Given records Start Marker
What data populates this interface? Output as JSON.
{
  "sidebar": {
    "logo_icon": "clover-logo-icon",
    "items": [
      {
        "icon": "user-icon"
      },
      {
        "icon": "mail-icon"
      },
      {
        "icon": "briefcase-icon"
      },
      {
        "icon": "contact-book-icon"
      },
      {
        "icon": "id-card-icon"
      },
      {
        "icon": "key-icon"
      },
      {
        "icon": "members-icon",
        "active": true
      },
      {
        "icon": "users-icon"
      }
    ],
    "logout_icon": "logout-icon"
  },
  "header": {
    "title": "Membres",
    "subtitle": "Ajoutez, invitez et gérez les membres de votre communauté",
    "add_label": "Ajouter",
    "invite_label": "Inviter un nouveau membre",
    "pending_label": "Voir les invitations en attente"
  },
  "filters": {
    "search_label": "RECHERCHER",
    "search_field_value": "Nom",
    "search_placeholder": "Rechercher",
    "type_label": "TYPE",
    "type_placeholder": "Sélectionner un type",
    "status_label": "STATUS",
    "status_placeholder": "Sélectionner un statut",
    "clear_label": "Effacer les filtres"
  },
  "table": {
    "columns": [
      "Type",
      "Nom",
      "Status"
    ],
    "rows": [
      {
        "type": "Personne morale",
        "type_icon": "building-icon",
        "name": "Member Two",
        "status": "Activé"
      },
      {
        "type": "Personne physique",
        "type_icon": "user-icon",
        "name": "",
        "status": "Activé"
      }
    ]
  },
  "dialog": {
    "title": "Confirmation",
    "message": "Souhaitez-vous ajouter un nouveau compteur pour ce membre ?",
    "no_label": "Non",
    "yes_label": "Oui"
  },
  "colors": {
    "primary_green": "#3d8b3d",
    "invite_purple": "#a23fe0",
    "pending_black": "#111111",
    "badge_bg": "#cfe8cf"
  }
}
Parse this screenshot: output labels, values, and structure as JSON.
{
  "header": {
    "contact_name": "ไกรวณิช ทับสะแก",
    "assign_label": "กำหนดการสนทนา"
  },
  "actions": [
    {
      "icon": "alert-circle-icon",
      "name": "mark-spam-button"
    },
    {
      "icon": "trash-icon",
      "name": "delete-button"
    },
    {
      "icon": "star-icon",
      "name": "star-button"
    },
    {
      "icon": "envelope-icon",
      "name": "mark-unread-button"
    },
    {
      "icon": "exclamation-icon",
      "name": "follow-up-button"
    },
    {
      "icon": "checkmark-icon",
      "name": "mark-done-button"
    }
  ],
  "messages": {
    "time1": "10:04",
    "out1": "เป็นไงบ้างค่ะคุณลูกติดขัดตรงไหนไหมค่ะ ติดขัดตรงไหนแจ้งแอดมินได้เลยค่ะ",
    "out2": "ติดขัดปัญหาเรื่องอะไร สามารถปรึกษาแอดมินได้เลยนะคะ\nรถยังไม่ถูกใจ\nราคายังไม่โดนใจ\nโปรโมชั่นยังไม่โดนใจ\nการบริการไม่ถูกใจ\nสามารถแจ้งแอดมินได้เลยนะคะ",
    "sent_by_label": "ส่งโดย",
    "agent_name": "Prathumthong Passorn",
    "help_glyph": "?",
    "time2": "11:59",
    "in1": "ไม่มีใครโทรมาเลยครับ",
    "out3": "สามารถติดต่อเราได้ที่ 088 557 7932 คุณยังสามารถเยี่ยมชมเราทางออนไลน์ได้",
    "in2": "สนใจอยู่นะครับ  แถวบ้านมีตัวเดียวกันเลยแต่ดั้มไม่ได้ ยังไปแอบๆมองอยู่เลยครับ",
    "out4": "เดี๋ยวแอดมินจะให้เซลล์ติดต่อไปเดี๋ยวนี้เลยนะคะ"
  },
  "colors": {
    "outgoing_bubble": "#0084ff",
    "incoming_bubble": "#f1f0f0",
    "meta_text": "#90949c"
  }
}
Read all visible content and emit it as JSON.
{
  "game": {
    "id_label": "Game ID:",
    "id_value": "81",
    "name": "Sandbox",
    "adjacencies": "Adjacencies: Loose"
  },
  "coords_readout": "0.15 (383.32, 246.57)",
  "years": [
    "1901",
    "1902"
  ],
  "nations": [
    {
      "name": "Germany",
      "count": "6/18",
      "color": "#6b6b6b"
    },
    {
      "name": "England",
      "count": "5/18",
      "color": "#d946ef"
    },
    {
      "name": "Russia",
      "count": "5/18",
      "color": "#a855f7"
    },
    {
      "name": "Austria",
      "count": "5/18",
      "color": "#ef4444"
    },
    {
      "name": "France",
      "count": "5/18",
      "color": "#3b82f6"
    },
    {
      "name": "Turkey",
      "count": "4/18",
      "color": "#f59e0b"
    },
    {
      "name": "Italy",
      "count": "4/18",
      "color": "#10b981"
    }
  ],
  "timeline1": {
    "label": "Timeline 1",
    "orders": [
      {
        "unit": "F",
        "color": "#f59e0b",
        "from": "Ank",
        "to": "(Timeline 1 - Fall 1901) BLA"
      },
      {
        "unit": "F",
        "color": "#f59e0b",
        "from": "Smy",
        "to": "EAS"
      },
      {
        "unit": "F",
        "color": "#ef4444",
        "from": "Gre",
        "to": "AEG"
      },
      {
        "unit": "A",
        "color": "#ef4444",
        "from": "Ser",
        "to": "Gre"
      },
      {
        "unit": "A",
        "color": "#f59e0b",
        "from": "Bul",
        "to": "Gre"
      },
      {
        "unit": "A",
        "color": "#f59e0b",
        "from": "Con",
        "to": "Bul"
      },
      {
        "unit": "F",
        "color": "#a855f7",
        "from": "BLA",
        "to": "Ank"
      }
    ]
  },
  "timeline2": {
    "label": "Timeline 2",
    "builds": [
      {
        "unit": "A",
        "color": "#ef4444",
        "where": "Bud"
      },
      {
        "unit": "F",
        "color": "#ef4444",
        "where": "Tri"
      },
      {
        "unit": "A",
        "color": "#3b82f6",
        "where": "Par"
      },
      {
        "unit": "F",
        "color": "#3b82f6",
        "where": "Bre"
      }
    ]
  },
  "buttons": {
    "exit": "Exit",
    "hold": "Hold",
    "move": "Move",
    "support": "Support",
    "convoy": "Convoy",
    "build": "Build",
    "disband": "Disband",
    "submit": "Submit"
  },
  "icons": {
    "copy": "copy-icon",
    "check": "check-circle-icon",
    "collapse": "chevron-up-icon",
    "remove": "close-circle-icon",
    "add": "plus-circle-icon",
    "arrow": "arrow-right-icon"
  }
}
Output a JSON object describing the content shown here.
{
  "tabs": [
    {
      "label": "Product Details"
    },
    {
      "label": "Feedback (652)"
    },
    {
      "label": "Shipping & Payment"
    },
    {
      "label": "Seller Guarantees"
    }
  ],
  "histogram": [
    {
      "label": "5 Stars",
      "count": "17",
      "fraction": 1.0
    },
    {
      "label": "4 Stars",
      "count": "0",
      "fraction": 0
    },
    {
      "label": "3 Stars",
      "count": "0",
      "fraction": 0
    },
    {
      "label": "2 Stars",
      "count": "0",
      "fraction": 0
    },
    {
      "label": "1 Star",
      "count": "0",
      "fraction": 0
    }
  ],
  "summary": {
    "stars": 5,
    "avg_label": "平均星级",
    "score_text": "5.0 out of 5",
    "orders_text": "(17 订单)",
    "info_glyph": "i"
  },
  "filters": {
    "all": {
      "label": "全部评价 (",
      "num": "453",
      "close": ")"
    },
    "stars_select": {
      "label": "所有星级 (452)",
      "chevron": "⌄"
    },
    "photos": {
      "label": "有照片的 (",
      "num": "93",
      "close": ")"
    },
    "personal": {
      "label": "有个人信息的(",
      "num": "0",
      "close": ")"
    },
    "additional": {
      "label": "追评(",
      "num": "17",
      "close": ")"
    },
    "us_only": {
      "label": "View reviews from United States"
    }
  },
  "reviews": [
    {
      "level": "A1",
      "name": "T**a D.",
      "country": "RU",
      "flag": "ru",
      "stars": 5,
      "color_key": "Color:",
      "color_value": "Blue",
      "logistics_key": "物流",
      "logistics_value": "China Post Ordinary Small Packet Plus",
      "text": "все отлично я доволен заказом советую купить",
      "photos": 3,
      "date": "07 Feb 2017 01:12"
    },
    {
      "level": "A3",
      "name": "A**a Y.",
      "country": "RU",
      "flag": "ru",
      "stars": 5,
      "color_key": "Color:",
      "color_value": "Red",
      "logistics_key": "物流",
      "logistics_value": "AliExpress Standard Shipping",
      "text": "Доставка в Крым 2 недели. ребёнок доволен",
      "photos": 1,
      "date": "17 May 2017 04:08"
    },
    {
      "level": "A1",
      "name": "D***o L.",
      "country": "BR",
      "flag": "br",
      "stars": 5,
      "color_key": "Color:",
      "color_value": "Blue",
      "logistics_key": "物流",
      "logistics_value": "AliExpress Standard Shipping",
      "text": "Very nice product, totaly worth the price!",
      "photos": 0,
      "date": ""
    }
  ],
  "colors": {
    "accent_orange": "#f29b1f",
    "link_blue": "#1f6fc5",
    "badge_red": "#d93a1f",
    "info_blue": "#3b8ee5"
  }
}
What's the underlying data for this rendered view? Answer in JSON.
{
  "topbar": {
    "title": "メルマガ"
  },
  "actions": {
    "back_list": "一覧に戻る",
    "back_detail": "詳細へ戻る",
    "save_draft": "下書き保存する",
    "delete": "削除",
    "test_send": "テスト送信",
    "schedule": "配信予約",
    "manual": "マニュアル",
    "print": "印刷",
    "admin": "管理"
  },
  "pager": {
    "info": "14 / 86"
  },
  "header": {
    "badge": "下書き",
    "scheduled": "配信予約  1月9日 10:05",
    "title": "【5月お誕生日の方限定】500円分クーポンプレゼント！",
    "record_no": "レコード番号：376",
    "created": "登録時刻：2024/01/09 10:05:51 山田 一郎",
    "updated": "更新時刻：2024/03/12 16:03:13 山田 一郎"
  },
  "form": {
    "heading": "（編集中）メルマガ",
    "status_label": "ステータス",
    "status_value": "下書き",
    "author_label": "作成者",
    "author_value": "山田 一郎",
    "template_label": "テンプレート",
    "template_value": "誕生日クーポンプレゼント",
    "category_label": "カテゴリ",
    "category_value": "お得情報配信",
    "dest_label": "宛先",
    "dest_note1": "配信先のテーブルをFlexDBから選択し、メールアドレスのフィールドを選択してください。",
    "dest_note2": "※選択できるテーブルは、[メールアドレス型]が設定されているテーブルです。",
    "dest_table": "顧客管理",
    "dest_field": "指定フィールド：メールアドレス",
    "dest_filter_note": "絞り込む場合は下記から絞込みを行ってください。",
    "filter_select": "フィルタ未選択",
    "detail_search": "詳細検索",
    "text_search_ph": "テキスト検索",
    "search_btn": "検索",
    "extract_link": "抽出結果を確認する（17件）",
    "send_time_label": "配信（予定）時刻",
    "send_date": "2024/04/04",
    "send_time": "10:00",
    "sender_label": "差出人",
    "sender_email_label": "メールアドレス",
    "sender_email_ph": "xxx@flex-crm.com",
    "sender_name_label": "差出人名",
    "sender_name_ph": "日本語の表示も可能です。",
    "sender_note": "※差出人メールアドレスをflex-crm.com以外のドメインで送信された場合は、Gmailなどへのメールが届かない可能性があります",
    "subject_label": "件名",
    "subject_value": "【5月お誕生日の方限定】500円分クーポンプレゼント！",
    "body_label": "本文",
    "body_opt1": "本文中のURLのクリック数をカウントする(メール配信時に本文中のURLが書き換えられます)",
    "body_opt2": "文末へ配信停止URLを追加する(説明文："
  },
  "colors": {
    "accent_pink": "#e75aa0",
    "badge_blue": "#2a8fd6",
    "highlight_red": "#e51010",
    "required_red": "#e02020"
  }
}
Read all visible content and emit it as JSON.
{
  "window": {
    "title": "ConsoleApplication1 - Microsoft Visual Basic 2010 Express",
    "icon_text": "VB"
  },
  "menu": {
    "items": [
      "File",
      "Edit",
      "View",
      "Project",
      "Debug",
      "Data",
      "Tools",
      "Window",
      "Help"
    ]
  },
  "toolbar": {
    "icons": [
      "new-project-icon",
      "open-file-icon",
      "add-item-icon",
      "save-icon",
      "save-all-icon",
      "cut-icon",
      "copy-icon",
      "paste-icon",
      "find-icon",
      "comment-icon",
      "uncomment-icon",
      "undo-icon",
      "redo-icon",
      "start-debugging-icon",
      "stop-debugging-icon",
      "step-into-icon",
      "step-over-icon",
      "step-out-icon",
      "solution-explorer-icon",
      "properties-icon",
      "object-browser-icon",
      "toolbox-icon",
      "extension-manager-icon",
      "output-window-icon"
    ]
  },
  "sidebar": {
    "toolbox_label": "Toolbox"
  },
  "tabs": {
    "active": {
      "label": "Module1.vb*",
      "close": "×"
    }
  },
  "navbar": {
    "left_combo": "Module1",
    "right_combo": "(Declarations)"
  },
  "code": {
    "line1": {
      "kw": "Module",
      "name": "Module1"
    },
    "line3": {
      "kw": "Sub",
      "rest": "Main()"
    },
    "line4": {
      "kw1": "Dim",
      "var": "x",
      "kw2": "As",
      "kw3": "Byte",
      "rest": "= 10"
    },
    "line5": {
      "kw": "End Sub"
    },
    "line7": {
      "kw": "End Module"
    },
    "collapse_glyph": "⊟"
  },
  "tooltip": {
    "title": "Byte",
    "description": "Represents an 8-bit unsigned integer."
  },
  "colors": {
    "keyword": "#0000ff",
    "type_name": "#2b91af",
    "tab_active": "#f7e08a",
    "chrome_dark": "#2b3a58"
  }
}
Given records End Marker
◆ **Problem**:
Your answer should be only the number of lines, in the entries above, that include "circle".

◆ **Response**:
4